There are, however, areas where Surrey does really does perform poorly. In Farnham significant lengths of pavement were recently replaced (again sub contracted out by Kier) and the materials used were not quite in keeping with the local environment whilst the quality of work undertaken in places should have been better.

Surrey also has a problem with the provision of children’s services which Ofsted found inadequate. This could in fact be the downfall of Surrey since sadly the person they recruited to “put things right” (Dave Hill) who had undertaken similar work in Essex suddenly died the other week which leaves Surrey with rather a difficult problem.

How much better it would be if these services were provided by unitary authorities on a more local basis. I fear, however, that at the end of the day political motives of reasserting Conservative control might win since the idea of splitting adult and children social care and education services which account for over 70% of County Council expenditure into 2 or 3 unitary authorities may prove too much for Central Government who wants to implement change quickly in its proposed plans for local government this Autumn especially with the financial difficulties currently being faced by many local authorities (including Surrey) arising from lost revenue and increased costs related to coronavirus for which they have not been fully compensated by Central Government.

All this might explain why Surrey has suddenly taken more interest in establishing a Farnham Project Board to resolve the town’s traffic and air quality problems after neglecting this “border” area with Hampshire for so long. The approach that is being adopted is, however, more top down seeking views and opinions on predetermined policies which is diametrically opposite to the bottom up approach that was so successful in developing policies from ascertaining people’s views and opinions in Farnham’s Neighbourhood Plan.

Despite claiming to a libertarian Boris Johnson seems intent to implement greater centralised control from London which is contrary to the spirit of Localism that had started to develop and has been so successful in the implementation of Neighbourhood Planning. For places like Farnham where the residents take such an active interest in the town I fear life can only become more difficult.

David Beaman moved to Farnham in 2010 and was elected as an Independent onto Farnham Town Council in 2011 until 2015.  In August 2016 he was re-elected to Farnham Town Council as a Farnham Resident in a by-election to represent Farnham Castle ward including the town centre area which is a Conservation Area and since 2007 was declared an Air Quality Management Action Area where air quality is and remains below expected national standards. In May 2018 he was elected in another by-election to represent Farnham Castle ward on Waverley Borough Council and in May 2019 re-elected to both Waverley Borough Council and Farnham Town Council. Since May 2019 he as been part of a ruling administration with Liberal Democrats, Green, Labour and Independent at Waverley Borough Council and member of Executive Committee with responsibility for Health, Wellbeing and Culture.
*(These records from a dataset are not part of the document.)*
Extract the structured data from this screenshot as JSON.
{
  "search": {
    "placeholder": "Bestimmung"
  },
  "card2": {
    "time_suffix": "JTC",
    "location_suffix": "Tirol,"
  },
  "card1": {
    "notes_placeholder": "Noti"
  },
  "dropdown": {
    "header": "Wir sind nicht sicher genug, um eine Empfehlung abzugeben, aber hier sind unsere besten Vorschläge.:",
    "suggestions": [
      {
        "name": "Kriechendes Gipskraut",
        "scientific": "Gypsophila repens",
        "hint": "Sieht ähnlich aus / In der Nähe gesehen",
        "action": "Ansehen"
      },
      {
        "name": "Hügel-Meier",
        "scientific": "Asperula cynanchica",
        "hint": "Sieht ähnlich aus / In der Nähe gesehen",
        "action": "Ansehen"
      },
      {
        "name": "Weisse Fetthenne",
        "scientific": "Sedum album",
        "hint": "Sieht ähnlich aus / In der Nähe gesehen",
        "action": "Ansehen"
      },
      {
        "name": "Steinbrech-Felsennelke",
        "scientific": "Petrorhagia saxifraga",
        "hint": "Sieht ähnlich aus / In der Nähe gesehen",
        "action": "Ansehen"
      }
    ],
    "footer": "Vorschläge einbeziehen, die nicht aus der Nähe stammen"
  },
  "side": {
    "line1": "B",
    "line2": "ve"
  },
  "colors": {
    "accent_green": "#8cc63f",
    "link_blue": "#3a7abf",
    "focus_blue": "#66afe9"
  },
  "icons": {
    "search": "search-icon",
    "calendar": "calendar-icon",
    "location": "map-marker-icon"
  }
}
The views and opinions expressed in this article are personal views and opinions and do not necessarily reflect the collective views and opinions of Farnham Residents Party, Waverley Borough Council or Farnham Town Council.